* TRY IT *
The expected output is an exact restatement of all the records.

====== PROVIDED RECORDS ======

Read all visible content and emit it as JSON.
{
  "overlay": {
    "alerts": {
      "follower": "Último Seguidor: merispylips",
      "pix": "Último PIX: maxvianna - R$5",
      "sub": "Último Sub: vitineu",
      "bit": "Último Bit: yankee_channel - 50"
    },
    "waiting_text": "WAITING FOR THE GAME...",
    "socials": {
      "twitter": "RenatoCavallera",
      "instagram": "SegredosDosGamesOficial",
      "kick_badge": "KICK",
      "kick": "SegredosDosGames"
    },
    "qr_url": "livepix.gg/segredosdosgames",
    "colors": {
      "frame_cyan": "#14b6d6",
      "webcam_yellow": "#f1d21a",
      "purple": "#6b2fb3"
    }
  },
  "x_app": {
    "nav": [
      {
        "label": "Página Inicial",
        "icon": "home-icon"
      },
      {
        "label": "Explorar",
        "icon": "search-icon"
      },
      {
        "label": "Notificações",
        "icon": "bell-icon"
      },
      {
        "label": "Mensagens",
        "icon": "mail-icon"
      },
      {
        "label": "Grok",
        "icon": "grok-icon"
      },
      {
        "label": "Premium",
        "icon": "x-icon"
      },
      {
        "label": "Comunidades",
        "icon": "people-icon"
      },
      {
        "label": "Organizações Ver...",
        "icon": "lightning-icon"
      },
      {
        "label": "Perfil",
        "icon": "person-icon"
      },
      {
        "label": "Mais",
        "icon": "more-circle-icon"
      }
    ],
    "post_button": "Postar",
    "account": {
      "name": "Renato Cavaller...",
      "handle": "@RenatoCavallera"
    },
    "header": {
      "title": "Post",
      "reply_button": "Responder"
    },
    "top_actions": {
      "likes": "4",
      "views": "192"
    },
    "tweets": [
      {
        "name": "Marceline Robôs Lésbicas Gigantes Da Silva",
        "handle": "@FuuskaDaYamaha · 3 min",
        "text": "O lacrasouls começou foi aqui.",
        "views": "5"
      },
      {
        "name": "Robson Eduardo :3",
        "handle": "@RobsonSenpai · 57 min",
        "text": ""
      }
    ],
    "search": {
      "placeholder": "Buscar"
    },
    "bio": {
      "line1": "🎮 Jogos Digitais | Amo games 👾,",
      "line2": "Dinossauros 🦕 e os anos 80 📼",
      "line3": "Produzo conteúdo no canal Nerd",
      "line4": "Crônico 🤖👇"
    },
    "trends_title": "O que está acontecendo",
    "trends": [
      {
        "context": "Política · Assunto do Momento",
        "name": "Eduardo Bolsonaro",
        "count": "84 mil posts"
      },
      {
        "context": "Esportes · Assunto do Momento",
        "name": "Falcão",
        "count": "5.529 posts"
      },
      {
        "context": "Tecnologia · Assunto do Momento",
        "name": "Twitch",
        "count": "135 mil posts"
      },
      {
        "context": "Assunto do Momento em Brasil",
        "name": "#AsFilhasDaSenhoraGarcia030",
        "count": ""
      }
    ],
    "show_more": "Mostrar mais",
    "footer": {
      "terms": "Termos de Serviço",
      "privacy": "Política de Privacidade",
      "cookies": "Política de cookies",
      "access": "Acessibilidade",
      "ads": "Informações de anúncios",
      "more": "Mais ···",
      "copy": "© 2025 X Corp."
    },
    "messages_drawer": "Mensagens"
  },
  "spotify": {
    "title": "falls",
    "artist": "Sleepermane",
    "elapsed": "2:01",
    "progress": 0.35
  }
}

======

* REPLY *
Read all visible content and emit it as JSON.
{
  "overlay": {
    "alerts": {
      "follower": "Último Seguidor: merispylips",
      "pix": "Último PIX: maxvianna - R$5",
      "sub": "Último Sub: vitineu",
      "bit": "Último Bit: yankee_channel - 50"
    },
    "waiting_text": "WAITING FOR THE GAME...",
    "socials": {
      "twitter": "RenatoCavallera",
      "instagram": "SegredosDosGamesOficial",
      "kick_badge": "KICK",
      "kick": "SegredosDosGames"
    },
    "qr_url": "livepix.gg/segredosdosgames",
    "colors": {
      "frame_cyan": "#14b6d6",
      "webcam_yellow": "#f1d21a",
      "purple": "#6b2fb3"
    }
  },
  "x_app": {
    "nav": [
      {
        "label": "Página Inicial",
        "icon": "home-icon"
      },
      {
        "label": "Explorar",
        "icon": "search-icon"
      },
      {
        "label": "Notificações",
        "icon": "bell-icon"
      },
      {
        "label": "Mensagens",
        "icon": "mail-icon"
      },
      {
        "label": "Grok",
        "icon": "grok-icon"
      },
      {
        "label": "Premium",
        "icon": "x-icon"
      },
      {
        "label": "Comunidades",
        "icon": "people-icon"
      },
      {
        "label": "Organizações Ver...",
        "icon": "lightning-icon"
      },
      {
        "label": "Perfil",
        "icon": "person-icon"
      },
      {
        "label": "Mais",
        "icon": "more-circle-icon"
      }
    ],
    "post_button": "Postar",
    "account": {
      "name": "Renato Cavaller...",
      "handle": "@RenatoCavallera"
    },
    "header": {
      "title": "Post",
      "reply_button": "Responder"
    },
    "top_actions": {
      "likes": "4",
      "views": "192"
    },
    "tweets": [
      {
        "name": "Marceline Robôs Lésbicas Gigantes Da Silva",
        "handle": "@FuuskaDaYamaha · 3 min",
        "text": "O lacrasouls começou foi aqui.",
        "views": "5"
      },
      {
        "name": "Robson Eduardo :3",
        "handle": "@RobsonSenpai · 57 min",
        "text": ""
      }
    ],
    "search": {
      "placeholder": "Buscar"
    },
    "bio": {
      "line1": "🎮 Jogos Digitais | Amo games 👾,",
      "line2": "Dinossauros 🦕 e os anos 80 📼",
      "line3": "Produzo conteúdo no canal Nerd",
      "line4": "Crônico 🤖👇"
    },
    "trends_title": "O que está acontecendo",
    "trends": [
      {
        "context": "Política · Assunto do Momento",
        "name": "Eduardo Bolsonaro",
        "count": "84 mil posts"
      },
      {
        "context": "Esportes · Assunto do Momento",
        "name": "Falcão",
        "count": "5.529 posts"
      },
      {
        "context": "Tecnologia · Assunto do Momento",
        "name": "Twitch",
        "count": "135 mil posts"
      },
      {
        "context": "Assunto do Momento em Brasil",
        "name": "#AsFilhasDaSenhoraGarcia030",
        "count": ""
      }
    ],
    "show_more": "Mostrar mais",
    "footer": {
      "terms": "Termos de Serviço",
      "privacy": "Política de Privacidade",
      "cookies": "Política de cookies",
      "access": "Acessibilidade",
      "ads": "Informações de anúncios",
      "more": "Mais ···",
      "copy": "© 2025 X Corp."
    },
    "messages_drawer": "Mensagens"
  },
  "spotify": {
    "title": "falls",
    "artist": "Sleepermane",
    "elapsed": "2:01",
    "progress": 0.35
  }
}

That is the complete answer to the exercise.